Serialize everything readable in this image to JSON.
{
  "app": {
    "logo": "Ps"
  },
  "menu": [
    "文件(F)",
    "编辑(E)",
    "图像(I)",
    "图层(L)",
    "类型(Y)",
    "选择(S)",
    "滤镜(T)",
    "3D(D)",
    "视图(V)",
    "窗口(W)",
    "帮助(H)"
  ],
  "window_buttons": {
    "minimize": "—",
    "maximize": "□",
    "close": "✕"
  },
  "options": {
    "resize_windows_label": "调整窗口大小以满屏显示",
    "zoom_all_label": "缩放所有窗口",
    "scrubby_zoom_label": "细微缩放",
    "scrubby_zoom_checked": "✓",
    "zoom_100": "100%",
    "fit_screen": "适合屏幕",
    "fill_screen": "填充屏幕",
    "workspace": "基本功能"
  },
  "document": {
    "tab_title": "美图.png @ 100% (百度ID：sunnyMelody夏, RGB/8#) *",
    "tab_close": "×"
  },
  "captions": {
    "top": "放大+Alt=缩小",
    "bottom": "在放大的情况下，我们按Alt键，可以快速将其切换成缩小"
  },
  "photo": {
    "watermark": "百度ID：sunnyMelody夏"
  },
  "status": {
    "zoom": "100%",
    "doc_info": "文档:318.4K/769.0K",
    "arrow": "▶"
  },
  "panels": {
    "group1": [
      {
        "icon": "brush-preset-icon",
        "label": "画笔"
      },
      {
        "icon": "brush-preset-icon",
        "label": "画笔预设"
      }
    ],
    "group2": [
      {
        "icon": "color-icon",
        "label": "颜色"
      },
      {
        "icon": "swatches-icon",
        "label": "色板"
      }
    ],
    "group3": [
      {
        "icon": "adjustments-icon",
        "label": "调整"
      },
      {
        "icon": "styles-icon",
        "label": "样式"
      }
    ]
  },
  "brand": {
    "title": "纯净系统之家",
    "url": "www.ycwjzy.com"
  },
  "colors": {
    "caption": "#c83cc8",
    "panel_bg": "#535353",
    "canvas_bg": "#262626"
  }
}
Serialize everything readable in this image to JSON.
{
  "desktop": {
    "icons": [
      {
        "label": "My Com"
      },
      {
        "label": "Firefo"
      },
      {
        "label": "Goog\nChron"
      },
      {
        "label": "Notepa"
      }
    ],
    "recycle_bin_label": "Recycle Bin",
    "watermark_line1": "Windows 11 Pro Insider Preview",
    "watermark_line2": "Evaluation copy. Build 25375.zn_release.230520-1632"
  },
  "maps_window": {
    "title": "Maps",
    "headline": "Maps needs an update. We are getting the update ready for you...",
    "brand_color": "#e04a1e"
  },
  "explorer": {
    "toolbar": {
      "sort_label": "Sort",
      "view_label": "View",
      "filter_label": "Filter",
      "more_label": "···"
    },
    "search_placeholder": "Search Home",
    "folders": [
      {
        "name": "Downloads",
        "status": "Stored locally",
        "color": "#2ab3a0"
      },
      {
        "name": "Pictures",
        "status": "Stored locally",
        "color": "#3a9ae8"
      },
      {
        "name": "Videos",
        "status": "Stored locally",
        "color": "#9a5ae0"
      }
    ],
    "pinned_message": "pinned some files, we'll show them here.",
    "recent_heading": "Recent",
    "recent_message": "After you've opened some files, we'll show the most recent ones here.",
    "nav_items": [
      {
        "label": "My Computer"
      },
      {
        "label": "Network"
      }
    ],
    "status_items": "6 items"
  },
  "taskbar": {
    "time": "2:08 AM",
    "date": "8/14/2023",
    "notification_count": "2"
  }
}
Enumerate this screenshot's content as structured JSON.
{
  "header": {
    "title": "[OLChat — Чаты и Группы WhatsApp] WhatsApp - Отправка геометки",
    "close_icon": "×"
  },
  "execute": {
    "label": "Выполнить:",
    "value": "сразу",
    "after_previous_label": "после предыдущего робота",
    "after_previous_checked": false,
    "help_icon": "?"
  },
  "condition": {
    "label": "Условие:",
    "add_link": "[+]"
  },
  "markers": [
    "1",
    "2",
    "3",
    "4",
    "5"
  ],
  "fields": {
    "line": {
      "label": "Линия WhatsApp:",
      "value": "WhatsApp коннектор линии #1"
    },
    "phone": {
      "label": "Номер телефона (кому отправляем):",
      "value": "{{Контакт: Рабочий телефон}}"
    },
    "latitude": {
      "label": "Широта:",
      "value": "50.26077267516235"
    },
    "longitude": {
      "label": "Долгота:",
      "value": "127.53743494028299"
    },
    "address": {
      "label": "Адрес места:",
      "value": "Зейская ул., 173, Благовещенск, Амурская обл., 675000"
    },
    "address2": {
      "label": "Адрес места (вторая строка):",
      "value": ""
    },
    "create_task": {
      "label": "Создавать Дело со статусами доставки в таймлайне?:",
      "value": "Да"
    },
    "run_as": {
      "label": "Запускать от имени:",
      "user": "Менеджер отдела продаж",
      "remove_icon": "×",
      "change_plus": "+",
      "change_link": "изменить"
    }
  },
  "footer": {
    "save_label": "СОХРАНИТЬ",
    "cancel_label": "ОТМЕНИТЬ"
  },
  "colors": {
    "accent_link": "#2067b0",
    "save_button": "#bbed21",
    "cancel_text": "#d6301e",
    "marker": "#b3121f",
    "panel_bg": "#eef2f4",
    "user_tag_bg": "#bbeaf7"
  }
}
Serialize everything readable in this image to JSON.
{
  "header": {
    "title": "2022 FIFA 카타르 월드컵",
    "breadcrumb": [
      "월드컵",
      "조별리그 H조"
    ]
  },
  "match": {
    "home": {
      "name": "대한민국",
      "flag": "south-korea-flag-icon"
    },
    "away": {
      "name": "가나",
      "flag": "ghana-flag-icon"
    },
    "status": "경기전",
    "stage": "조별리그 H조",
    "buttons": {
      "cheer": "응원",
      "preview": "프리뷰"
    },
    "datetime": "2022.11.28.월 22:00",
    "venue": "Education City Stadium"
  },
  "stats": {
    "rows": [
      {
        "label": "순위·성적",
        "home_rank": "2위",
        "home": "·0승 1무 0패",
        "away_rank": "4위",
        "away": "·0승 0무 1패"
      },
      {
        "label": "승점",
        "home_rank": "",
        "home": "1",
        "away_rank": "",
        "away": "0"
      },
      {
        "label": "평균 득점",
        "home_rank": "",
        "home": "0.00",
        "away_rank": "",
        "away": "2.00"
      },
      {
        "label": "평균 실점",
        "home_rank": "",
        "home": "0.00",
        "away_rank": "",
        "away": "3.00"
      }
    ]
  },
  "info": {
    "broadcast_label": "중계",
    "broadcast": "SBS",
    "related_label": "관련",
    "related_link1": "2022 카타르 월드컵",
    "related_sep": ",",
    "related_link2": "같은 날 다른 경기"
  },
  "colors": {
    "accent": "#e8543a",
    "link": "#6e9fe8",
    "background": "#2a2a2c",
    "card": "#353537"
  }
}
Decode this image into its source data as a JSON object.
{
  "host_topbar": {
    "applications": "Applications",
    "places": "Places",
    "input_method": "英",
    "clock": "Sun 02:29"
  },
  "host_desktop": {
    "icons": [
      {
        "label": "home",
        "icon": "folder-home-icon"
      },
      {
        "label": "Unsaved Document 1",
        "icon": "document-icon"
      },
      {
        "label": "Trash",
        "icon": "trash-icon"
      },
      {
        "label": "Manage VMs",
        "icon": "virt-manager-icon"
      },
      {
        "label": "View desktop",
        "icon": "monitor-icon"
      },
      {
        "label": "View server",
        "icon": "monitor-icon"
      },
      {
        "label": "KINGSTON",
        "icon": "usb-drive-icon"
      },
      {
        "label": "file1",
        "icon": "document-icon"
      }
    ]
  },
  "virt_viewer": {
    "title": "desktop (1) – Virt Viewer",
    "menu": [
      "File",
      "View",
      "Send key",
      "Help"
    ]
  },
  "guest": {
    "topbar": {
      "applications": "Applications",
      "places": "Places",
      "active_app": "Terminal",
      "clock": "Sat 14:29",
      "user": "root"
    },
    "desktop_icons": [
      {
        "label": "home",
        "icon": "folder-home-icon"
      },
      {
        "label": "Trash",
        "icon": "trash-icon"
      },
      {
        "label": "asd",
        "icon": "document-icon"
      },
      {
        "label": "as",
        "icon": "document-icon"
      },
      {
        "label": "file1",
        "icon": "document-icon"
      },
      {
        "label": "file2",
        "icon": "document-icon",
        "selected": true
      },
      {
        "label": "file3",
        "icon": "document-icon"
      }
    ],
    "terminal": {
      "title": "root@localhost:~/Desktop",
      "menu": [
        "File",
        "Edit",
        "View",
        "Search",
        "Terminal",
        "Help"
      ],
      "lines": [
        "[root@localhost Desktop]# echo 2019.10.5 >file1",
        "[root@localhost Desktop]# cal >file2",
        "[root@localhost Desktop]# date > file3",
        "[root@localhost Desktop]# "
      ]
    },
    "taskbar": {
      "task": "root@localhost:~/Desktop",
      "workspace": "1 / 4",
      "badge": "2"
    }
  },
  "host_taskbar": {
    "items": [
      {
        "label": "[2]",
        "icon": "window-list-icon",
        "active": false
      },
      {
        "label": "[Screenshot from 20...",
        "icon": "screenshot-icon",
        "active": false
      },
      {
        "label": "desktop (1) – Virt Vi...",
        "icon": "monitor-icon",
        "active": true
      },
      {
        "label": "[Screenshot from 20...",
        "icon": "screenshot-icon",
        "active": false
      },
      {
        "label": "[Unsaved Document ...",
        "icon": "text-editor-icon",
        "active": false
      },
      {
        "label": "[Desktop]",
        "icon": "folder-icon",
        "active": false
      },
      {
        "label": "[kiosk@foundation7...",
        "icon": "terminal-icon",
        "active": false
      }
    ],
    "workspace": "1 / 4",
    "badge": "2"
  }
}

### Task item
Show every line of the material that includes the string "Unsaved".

### Answer space
        "label": "Unsaved Document 1",
        "label": "[Unsaved Document ...",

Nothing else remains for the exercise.